Inset days; why we have them
Anyone that doesn’t work in teaching or have children of a school age would probably never have heard of an Inset day. So perhaps we are well advised to start with…
…the history of the inset day
Inset is an acronym for IN-SErvice Training day, sometimes also referred to as a Baker day which; is a hefty clue as to which government introduced the professional training days for state schools.
That’s right it was the then Secretary of State for Education Kenneth Baker who allocated five days in the academic year for teacher and leader training as part of the Conservative Party’s Education Reform Act of 1988. Depending on how much of this is familiar or new to you, you were either in school as a pupil at that time, or teaching the class. And just to get you back in that zone the Christmas number one was Cliff Richard’s Mistletoe and Wine, yes, it was a very long time ago. The inset days are in addition to the statutory requirement to deliver 190 teaching days per academic year.
As well as introducing training days the Education Reform Act also imposed a National Curriculum, making it the heaviest intervention of schools and their management and in the twentieth century.
Views on the movable inset days are mixed, amongst educationalists and parents alike. School leaders can decide when to hold a professional day, which means closing the school to pupils during term time, and the ensuing disruption to child care for working parents and carers. The added complexity to inset days is that many teachers have children and face the same third-party child care challenges that non-school staff parents do.
Recently Head Mrs Barnett of Eveswell Primary School in Newport, South Wales made the national news, by grouping all five inset days together in June. The decision to take the days as one whole week in June, which added an extra five days to the Whitsun half term-holiday was premised on the opportunity for parents to be able to take more affordable holidays outside of term times. And comes in light of a sharp increase in fines for parents that take term time holidays.

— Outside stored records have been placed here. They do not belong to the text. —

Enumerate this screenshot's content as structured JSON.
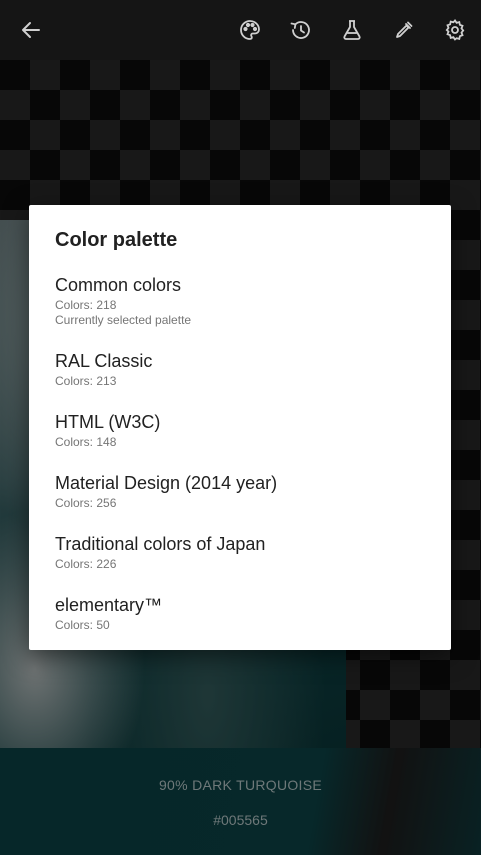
{
  "appbar": {
    "icons": [
      "back-arrow-icon",
      "palette-icon",
      "history-icon",
      "flask-icon",
      "eyedropper-icon",
      "gear-icon"
    ]
  },
  "colors": {
    "background": "#151515",
    "icon": "#d0d0d0",
    "color_bar": "#0a3c3f",
    "color_text": "#a9b9ba",
    "dialog_bg": "#ffffff"
  },
  "dialog": {
    "title": "Color palette",
    "options": [
      {
        "name": "Common colors",
        "count": "Colors: 218",
        "note": "Currently selected palette"
      },
      {
        "name": "RAL Classic",
        "count": "Colors: 213"
      },
      {
        "name": "HTML (W3C)",
        "count": "Colors: 148"
      },
      {
        "name": "Material Design (2014 year)",
        "count": "Colors: 256"
      },
      {
        "name": "Traditional colors of Japan",
        "count": "Colors: 226"
      },
      {
        "name": "elementary™",
        "count": "Colors: 50"
      }
    ]
  },
  "color_info": {
    "name": "90% DARK TURQUOISE",
    "hex": "#005565"
  }
}
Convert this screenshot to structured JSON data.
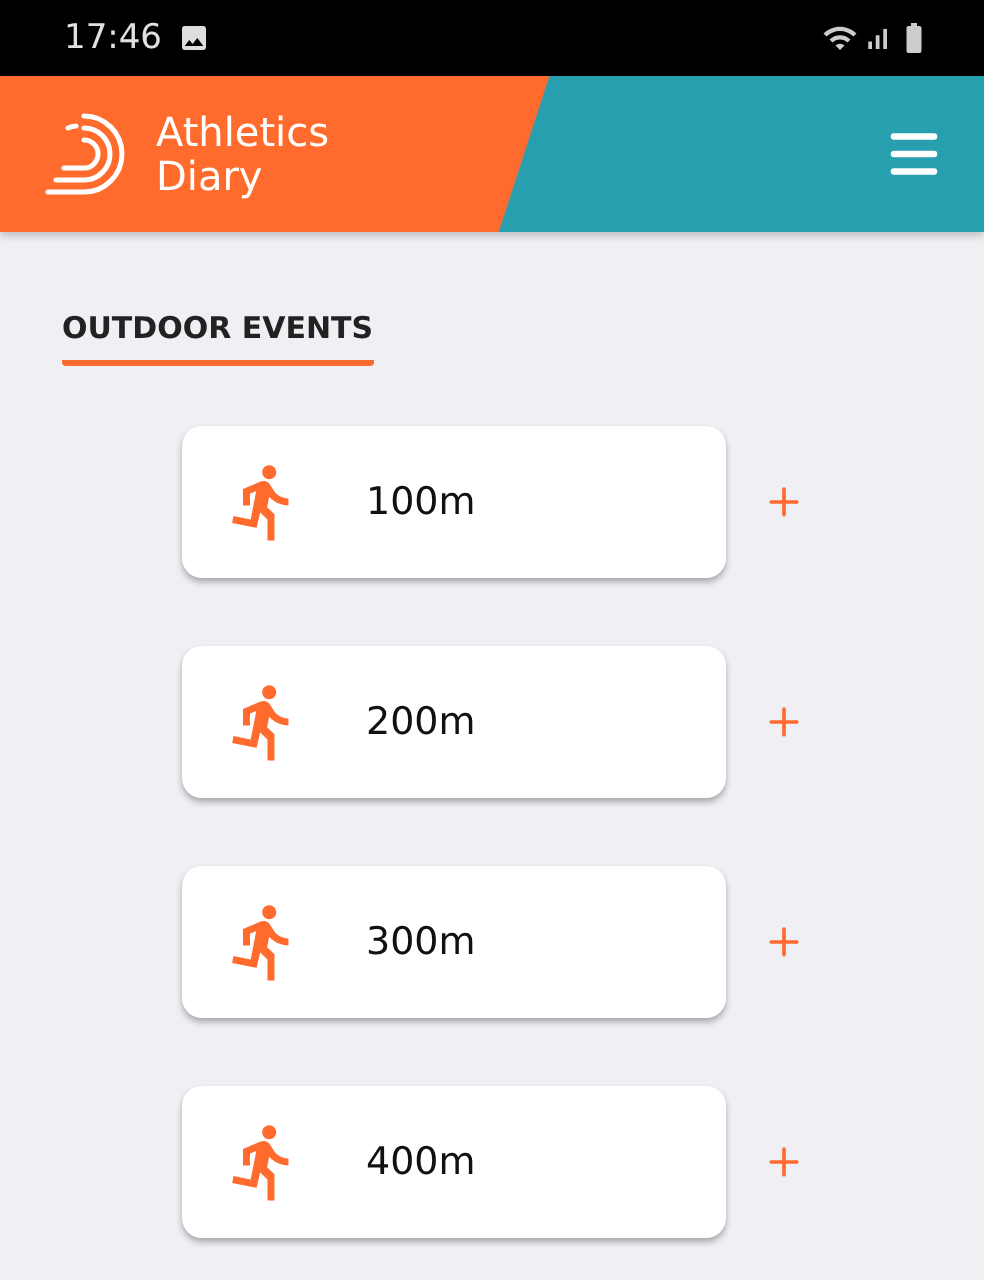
{
  "status_bar": {
    "time": "17:46"
  },
  "header": {
    "title_lines": [
      "Athletics",
      "Diary"
    ]
  },
  "section": {
    "title": "OUTDOOR EVENTS"
  },
  "events": [
    {
      "label": "100m"
    },
    {
      "label": "200m"
    },
    {
      "label": "300m"
    },
    {
      "label": "400m"
    }
  ]
}
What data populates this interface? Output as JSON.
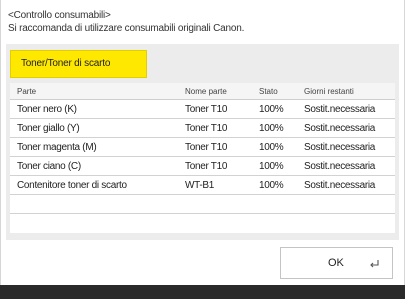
{
  "header": {
    "title": "<Controllo consumabili>",
    "message": "Si raccomanda di utilizzare consumabili originali Canon."
  },
  "tab": {
    "label": "Toner/Toner di scarto"
  },
  "table": {
    "columns": [
      "Parte",
      "Nome parte",
      "Stato",
      "Giorni restanti"
    ],
    "rows": [
      [
        "Toner nero (K)",
        "Toner T10",
        "100%",
        "Sostit.necessaria"
      ],
      [
        "Toner giallo (Y)",
        "Toner T10",
        "100%",
        "Sostit.necessaria"
      ],
      [
        "Toner magenta (M)",
        "Toner T10",
        "100%",
        "Sostit.necessaria"
      ],
      [
        "Toner ciano (C)",
        "Toner T10",
        "100%",
        "Sostit.necessaria"
      ],
      [
        "Contenitore toner di scarto",
        "WT-B1",
        "100%",
        "Sostit.necessaria"
      ]
    ]
  },
  "ok_button": {
    "label": "OK",
    "icon": "enter-icon"
  },
  "colors": {
    "tab_highlight": "#ffe800",
    "panel_bg": "#ececec",
    "footer_bar": "#2a2a2a"
  }
}
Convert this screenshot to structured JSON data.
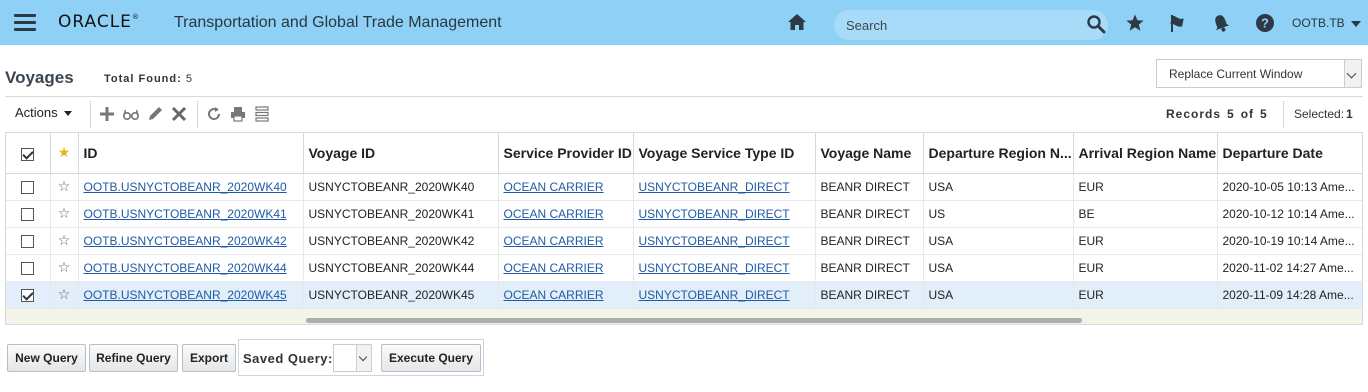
{
  "header": {
    "logo": "ORACLE",
    "logo_mark": "®",
    "app_title": "Transportation and Global Trade Management",
    "search_placeholder": "Search",
    "user": "OOTB.TB"
  },
  "page": {
    "title": "Voyages",
    "total_label": "Total Found:",
    "total_value": "5",
    "window_option": "Replace Current Window"
  },
  "toolbar": {
    "actions_label": "Actions",
    "records_label": "Records",
    "records_current": "5",
    "records_of": "of",
    "records_total": "5",
    "selected_label": "Selected:",
    "selected_value": "1"
  },
  "table": {
    "columns": [
      "ID",
      "Voyage ID",
      "Service Provider ID",
      "Voyage Service Type ID",
      "Voyage Name",
      "Departure Region N...",
      "Arrival Region Name",
      "Departure Date"
    ],
    "rows": [
      {
        "checked": false,
        "id": "OOTB.USNYCTOBEANR_2020WK40",
        "voyage_id": "USNYCTOBEANR_2020WK40",
        "provider": "OCEAN CARRIER",
        "service_type": "USNYCTOBEANR_DIRECT",
        "name": "BEANR DIRECT",
        "dep_region": "USA",
        "arr_region": "EUR",
        "dep_date": "2020-10-05 10:13 Ame..."
      },
      {
        "checked": false,
        "id": "OOTB.USNYCTOBEANR_2020WK41",
        "voyage_id": "USNYCTOBEANR_2020WK41",
        "provider": "OCEAN CARRIER",
        "service_type": "USNYCTOBEANR_DIRECT",
        "name": "BEANR DIRECT",
        "dep_region": "US",
        "arr_region": "BE",
        "dep_date": "2020-10-12 10:14 Ame..."
      },
      {
        "checked": false,
        "id": "OOTB.USNYCTOBEANR_2020WK42",
        "voyage_id": "USNYCTOBEANR_2020WK42",
        "provider": "OCEAN CARRIER",
        "service_type": "USNYCTOBEANR_DIRECT",
        "name": "BEANR DIRECT",
        "dep_region": "USA",
        "arr_region": "EUR",
        "dep_date": "2020-10-19 10:14 Ame..."
      },
      {
        "checked": false,
        "id": "OOTB.USNYCTOBEANR_2020WK44",
        "voyage_id": "USNYCTOBEANR_2020WK44",
        "provider": "OCEAN CARRIER",
        "service_type": "USNYCTOBEANR_DIRECT",
        "name": "BEANR DIRECT",
        "dep_region": "USA",
        "arr_region": "EUR",
        "dep_date": "2020-11-02 14:27 Ame..."
      },
      {
        "checked": true,
        "id": "OOTB.USNYCTOBEANR_2020WK45",
        "voyage_id": "USNYCTOBEANR_2020WK45",
        "provider": "OCEAN CARRIER",
        "service_type": "USNYCTOBEANR_DIRECT",
        "name": "BEANR DIRECT",
        "dep_region": "USA",
        "arr_region": "EUR",
        "dep_date": "2020-11-09 14:28 Ame..."
      }
    ]
  },
  "footer": {
    "new_query": "New Query",
    "refine_query": "Refine Query",
    "export": "Export",
    "saved_query_label": "Saved Query:",
    "execute_query": "Execute Query"
  },
  "icons": {
    "menu": "hamburger-icon",
    "home": "home-icon",
    "search": "search-icon",
    "favorites": "star-icon",
    "flag": "flag-icon",
    "notifications": "bell-icon",
    "help": "help-icon",
    "add": "plus-icon",
    "view": "glasses-icon",
    "edit": "pencil-icon",
    "delete": "close-icon",
    "refresh": "refresh-icon",
    "print": "print-icon",
    "layout": "list-icon"
  },
  "colors": {
    "header_bg": "#8fd1f6",
    "link": "#1f5aa6",
    "selected_row": "#e2eefa",
    "favorite_star": "#e8b60f"
  }
}
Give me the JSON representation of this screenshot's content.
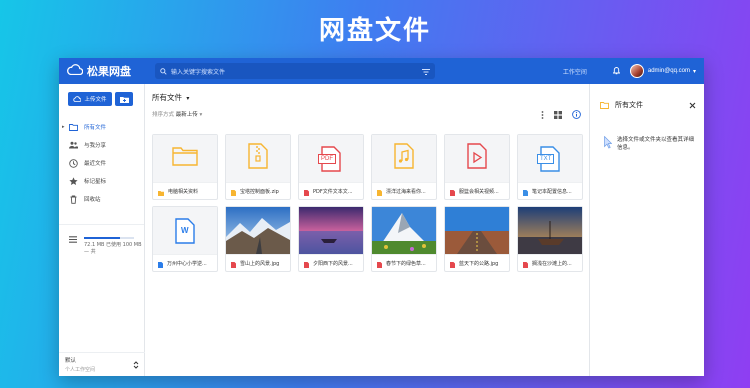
{
  "banner": {
    "title": "网盘文件"
  },
  "topbar": {
    "logo_text": "松果网盘",
    "search_placeholder": "输入关键字搜索文件",
    "workspace_label": "工作空间",
    "user_email": "admin@qq.com"
  },
  "sidebar": {
    "upload_label": "上传文件",
    "items": [
      {
        "label": "所有文件",
        "icon": "folder-icon"
      },
      {
        "label": "与我分享",
        "icon": "people-icon"
      },
      {
        "label": "最近文件",
        "icon": "clock-icon"
      },
      {
        "label": "标记星标",
        "icon": "star-icon"
      },
      {
        "label": "回收站",
        "icon": "trash-icon"
      }
    ],
    "storage_text": "72.1 MB 已使用 100 MB — 共",
    "storage_used_fraction": 0.72,
    "workspace_name": "默认",
    "workspace_sub": "个人工作空间"
  },
  "main": {
    "breadcrumb": "所有文件",
    "sort_prefix": "排序方式",
    "sort_value": "最新上传",
    "files": [
      {
        "name": "电脑相关资料",
        "kind": "folder"
      },
      {
        "name": "宝塔控制面板.zip",
        "kind": "zip"
      },
      {
        "name": "PDF文件文本文...",
        "kind": "pdf"
      },
      {
        "name": "漂洋过海来看你...",
        "kind": "music"
      },
      {
        "name": "服篮会相关视频...",
        "kind": "video"
      },
      {
        "name": "笔记本配置信息...",
        "kind": "txt"
      },
      {
        "name": "万州中心小学逆...",
        "kind": "word"
      },
      {
        "name": "雪山上的风景.jpg",
        "kind": "img-mountain"
      },
      {
        "name": "夕阳西下的风景...",
        "kind": "img-sunset"
      },
      {
        "name": "春节下的绿色草...",
        "kind": "img-matterhorn"
      },
      {
        "name": "蓝天下的公路.jpg",
        "kind": "img-road"
      },
      {
        "name": "搁浅在沙滩上的...",
        "kind": "img-boat"
      }
    ],
    "badges": {
      "pdf": "PDF",
      "txt": "TXT",
      "word": "W"
    }
  },
  "details": {
    "title": "所有文件",
    "hint": "选择文件或文件夹以查看其详细信息。"
  },
  "colors": {
    "primary": "#1f63d6",
    "folder": "#f7b531",
    "pdf": "#e5484d",
    "txt": "#3a8ee6",
    "word": "#2b7de9"
  }
}
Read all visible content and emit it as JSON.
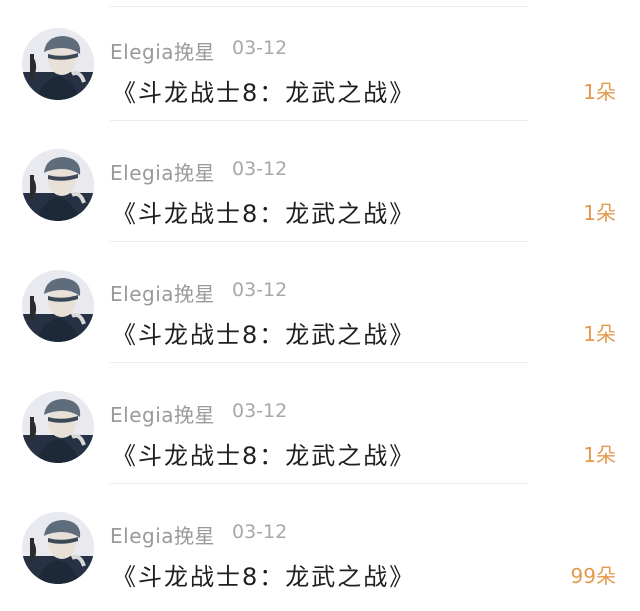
{
  "items": [
    {
      "username": "Elegia挽星",
      "date": "03-12",
      "title": "《斗龙战士8：龙武之战》",
      "count": "1朵"
    },
    {
      "username": "Elegia挽星",
      "date": "03-12",
      "title": "《斗龙战士8：龙武之战》",
      "count": "1朵"
    },
    {
      "username": "Elegia挽星",
      "date": "03-12",
      "title": "《斗龙战士8：龙武之战》",
      "count": "1朵"
    },
    {
      "username": "Elegia挽星",
      "date": "03-12",
      "title": "《斗龙战士8：龙武之战》",
      "count": "1朵"
    },
    {
      "username": "Elegia挽星",
      "date": "03-12",
      "title": "《斗龙战士8：龙武之战》",
      "count": "99朵"
    }
  ],
  "colors": {
    "username": "#9a9a9a",
    "date": "#a8a8a8",
    "title": "#1f1f1f",
    "count_accent": "#e39a4e",
    "divider": "#ececec"
  },
  "icons": {
    "avatar": "user-avatar-photo"
  }
}
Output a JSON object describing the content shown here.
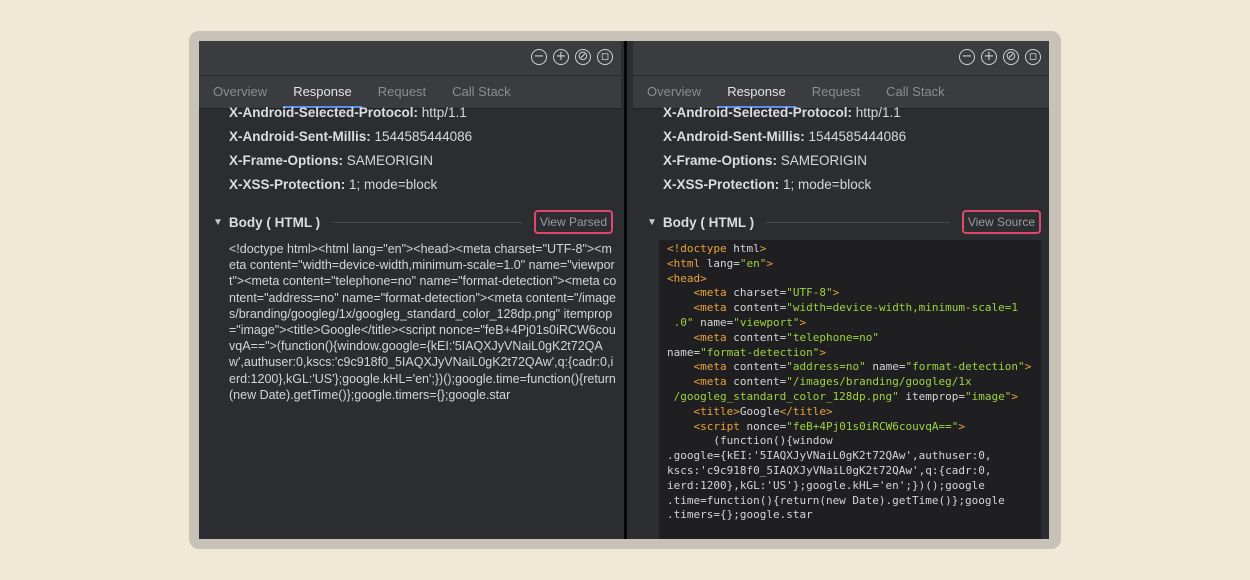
{
  "tabs": [
    "Overview",
    "Response",
    "Request",
    "Call Stack"
  ],
  "active_tab": "Response",
  "toolbar_icons": [
    "zoom-out-icon",
    "zoom-in-icon",
    "reset-zoom-icon",
    "fit-icon"
  ],
  "headers": [
    {
      "key": "X-Android-Selected-Protocol:",
      "value": "http/1.1"
    },
    {
      "key": "X-Android-Sent-Millis:",
      "value": "1544585444086"
    },
    {
      "key": "X-Frame-Options:",
      "value": "SAMEORIGIN"
    },
    {
      "key": "X-XSS-Protection:",
      "value": "1; mode=block"
    }
  ],
  "body_title": "Body ( HTML )",
  "left": {
    "view_button": "View Parsed",
    "raw_body": "<!doctype html><html lang=\"en\"><head><meta charset=\"UTF-8\"><meta content=\"width=device-width,minimum-scale=1.0\" name=\"viewport\"><meta content=\"telephone=no\" name=\"format-detection\"><meta content=\"address=no\" name=\"format-detection\"><meta content=\"/images/branding/googleg/1x/googleg_standard_color_128dp.png\" itemprop=\"image\"><title>Google</title><script nonce=\"feB+4Pj01s0iRCW6couvqA==\">(function(){window.google={kEI:'5IAQXJyVNaiL0gK2t72QAw',authuser:0,kscs:'c9c918f0_5IAQXJyVNaiL0gK2t72QAw',q:{cadr:0,ierd:1200},kGL:'US'};google.kHL='en';})();google.time=function(){return(new Date).getTime()};google.timers={};google.star"
  },
  "right": {
    "view_button": "View Source",
    "code_lines": [
      [
        [
          "t",
          "<!doctype "
        ],
        [
          "a",
          "html"
        ],
        [
          "t",
          ">"
        ]
      ],
      [
        [
          "t",
          "<html "
        ],
        [
          "a",
          "lang="
        ],
        [
          "v",
          "\"en\""
        ],
        [
          "t",
          ">"
        ]
      ],
      [
        [
          "t",
          "<head>"
        ]
      ],
      [
        [
          "a",
          "    "
        ],
        [
          "t",
          "<meta "
        ],
        [
          "a",
          "charset="
        ],
        [
          "v",
          "\"UTF-8\""
        ],
        [
          "t",
          ">"
        ]
      ],
      [
        [
          "a",
          "    "
        ],
        [
          "t",
          "<meta "
        ],
        [
          "a",
          "content="
        ],
        [
          "v",
          "\"width=device-width,minimum-scale=1"
        ]
      ],
      [
        [
          "v",
          " .0\""
        ],
        [
          "a",
          " name="
        ],
        [
          "v",
          "\"viewport\""
        ],
        [
          "t",
          ">"
        ]
      ],
      [
        [
          "a",
          "    "
        ],
        [
          "t",
          "<meta "
        ],
        [
          "a",
          "content="
        ],
        [
          "v",
          "\"telephone=no\""
        ]
      ],
      [
        [
          "a",
          "name="
        ],
        [
          "v",
          "\"format-detection\""
        ],
        [
          "t",
          ">"
        ]
      ],
      [
        [
          "a",
          "    "
        ],
        [
          "t",
          "<meta "
        ],
        [
          "a",
          "content="
        ],
        [
          "v",
          "\"address=no\""
        ],
        [
          "a",
          " name="
        ],
        [
          "v",
          "\"format-detection\""
        ],
        [
          "t",
          ">"
        ]
      ],
      [
        [
          "a",
          "    "
        ],
        [
          "t",
          "<meta "
        ],
        [
          "a",
          "content="
        ],
        [
          "v",
          "\"/images/branding/googleg/1x"
        ]
      ],
      [
        [
          "v",
          " /googleg_standard_color_128dp.png\""
        ],
        [
          "a",
          " itemprop="
        ],
        [
          "v",
          "\"image\""
        ],
        [
          "t",
          ">"
        ]
      ],
      [
        [
          "a",
          "    "
        ],
        [
          "t",
          "<title>"
        ],
        [
          "a",
          "Google"
        ],
        [
          "t",
          "</title>"
        ]
      ],
      [
        [
          "a",
          "    "
        ],
        [
          "t",
          "<script "
        ],
        [
          "a",
          "nonce="
        ],
        [
          "v",
          "\"feB+4Pj01s0iRCW6couvqA==\""
        ],
        [
          "t",
          ">"
        ]
      ],
      [
        [
          "a",
          "       (function(){window"
        ]
      ],
      [
        [
          "a",
          ".google={kEI:'5IAQXJyVNaiL0gK2t72QAw',authuser:0,"
        ]
      ],
      [
        [
          "a",
          "kscs:'c9c918f0_5IAQXJyVNaiL0gK2t72QAw',q:{cadr:0,"
        ]
      ],
      [
        [
          "a",
          "ierd:1200},kGL:'US'};google.kHL='en';})();google"
        ]
      ],
      [
        [
          "a",
          ".time=function(){return(new Date).getTime()};google"
        ]
      ],
      [
        [
          "a",
          ".timers={};google.star"
        ]
      ]
    ]
  }
}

Unsurprisingly Mrs Barnett’s decision has proved extremely popular with parents and teachers, who are able to plan long-term. But ultimately inset days are an opportunity for school staff to enhance their skills and develop their careers beyond curriculum work. And the pressure on teachers and leaders to keep pace of change from safeguarding children to changing examination formats is ever more earnest. Despite the disruption that training days can bring we would hope that educationalists allow themselves to enjoy a chance to spend time on their own career development goals.
Over to you.